:: Work to be completed ::
Only the number is wanted: state how many lines of the data below contain the word "Internet".

--- START ---

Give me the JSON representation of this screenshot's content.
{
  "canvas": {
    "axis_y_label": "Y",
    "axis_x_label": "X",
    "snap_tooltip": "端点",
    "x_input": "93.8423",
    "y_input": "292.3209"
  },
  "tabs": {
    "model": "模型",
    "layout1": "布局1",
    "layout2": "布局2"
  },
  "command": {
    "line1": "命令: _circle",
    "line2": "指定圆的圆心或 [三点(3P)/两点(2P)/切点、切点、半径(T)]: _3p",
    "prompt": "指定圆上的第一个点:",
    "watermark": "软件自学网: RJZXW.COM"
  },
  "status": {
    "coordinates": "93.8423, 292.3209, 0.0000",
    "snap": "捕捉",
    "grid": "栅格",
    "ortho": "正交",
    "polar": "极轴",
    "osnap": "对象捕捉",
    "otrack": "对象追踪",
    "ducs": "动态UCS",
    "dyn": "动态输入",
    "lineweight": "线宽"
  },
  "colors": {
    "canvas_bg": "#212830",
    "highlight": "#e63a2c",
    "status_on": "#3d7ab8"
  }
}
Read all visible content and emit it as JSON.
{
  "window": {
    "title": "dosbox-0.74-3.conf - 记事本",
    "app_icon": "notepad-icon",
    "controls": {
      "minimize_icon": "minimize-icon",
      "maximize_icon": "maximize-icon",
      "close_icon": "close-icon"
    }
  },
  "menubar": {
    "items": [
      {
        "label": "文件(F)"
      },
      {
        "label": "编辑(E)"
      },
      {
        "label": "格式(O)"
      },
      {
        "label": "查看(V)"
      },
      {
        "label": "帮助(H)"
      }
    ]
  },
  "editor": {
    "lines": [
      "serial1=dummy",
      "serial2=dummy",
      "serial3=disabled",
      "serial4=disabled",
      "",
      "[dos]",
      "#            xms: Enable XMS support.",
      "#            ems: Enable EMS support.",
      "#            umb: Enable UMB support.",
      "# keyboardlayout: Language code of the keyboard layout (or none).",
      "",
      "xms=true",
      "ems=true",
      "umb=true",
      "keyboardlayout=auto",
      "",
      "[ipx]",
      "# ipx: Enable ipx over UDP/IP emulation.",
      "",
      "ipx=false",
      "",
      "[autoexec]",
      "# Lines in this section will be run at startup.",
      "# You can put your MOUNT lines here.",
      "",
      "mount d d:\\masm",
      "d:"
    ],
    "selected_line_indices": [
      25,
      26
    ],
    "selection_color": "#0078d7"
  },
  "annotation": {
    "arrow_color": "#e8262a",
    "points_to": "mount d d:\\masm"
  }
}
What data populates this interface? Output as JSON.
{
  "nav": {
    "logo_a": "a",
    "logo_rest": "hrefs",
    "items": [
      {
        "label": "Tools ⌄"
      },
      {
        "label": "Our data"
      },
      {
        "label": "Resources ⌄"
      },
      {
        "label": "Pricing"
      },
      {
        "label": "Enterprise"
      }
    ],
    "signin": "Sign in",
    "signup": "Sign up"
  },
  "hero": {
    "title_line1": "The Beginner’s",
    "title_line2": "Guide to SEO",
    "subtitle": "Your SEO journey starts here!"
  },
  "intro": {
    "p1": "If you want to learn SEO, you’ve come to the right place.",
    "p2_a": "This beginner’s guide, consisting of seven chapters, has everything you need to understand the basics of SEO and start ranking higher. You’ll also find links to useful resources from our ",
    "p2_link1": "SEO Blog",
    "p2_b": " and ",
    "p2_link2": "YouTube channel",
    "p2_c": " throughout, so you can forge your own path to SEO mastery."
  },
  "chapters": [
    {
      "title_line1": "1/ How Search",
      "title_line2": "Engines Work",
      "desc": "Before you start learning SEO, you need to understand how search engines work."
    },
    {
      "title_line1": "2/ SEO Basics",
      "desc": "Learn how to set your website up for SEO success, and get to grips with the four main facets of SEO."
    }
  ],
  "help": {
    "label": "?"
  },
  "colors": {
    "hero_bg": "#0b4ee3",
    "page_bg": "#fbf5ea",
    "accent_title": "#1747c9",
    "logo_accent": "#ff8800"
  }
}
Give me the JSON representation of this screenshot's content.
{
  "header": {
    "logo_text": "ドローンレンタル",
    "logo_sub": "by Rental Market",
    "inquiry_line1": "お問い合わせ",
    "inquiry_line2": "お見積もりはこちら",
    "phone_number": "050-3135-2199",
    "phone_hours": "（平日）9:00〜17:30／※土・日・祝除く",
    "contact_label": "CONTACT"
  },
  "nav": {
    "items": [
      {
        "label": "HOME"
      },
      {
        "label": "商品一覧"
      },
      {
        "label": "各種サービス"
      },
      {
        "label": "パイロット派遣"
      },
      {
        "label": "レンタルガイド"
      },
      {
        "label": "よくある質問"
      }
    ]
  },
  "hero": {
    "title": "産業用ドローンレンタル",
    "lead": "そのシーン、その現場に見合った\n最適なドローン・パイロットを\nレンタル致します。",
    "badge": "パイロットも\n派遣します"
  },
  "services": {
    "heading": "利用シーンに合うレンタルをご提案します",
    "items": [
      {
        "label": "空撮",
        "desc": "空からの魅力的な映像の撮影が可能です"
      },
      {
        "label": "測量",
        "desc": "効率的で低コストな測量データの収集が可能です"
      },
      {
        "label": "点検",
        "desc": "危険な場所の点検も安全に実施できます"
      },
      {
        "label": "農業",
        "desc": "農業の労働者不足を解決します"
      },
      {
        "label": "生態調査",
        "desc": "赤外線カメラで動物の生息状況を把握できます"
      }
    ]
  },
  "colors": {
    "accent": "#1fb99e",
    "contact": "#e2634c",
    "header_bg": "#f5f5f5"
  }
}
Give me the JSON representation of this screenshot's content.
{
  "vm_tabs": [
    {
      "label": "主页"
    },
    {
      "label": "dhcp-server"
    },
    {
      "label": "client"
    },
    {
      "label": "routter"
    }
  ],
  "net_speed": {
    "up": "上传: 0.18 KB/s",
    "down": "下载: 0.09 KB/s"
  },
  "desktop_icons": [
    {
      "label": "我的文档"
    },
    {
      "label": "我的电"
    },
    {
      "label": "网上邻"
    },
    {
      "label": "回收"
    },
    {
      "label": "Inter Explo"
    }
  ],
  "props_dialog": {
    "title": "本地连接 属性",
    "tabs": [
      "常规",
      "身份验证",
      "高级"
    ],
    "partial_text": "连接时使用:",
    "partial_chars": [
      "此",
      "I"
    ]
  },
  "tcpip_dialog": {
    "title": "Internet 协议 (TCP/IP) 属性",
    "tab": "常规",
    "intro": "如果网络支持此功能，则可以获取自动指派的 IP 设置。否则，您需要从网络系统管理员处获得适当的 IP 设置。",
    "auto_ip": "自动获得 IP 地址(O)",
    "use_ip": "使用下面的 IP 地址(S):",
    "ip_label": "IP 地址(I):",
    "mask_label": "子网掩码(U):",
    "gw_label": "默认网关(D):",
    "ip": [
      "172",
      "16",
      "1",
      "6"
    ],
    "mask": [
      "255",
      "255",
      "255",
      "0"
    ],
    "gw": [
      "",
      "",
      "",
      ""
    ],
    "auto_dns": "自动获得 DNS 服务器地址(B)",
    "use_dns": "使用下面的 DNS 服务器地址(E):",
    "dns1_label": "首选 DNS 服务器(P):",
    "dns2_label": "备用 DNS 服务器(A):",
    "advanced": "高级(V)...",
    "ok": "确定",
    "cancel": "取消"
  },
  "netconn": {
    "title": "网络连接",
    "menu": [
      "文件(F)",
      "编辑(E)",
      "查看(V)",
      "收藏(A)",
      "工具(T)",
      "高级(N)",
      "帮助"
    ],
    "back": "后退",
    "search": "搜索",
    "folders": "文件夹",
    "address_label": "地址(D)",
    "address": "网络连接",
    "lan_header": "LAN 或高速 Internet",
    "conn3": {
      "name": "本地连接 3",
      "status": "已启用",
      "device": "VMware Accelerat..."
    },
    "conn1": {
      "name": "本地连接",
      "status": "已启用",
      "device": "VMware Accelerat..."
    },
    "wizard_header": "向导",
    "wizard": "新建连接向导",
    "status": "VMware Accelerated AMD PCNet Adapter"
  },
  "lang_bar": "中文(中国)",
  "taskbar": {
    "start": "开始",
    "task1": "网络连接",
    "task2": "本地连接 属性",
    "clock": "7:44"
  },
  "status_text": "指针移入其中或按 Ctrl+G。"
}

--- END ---

:: Your solution ::
2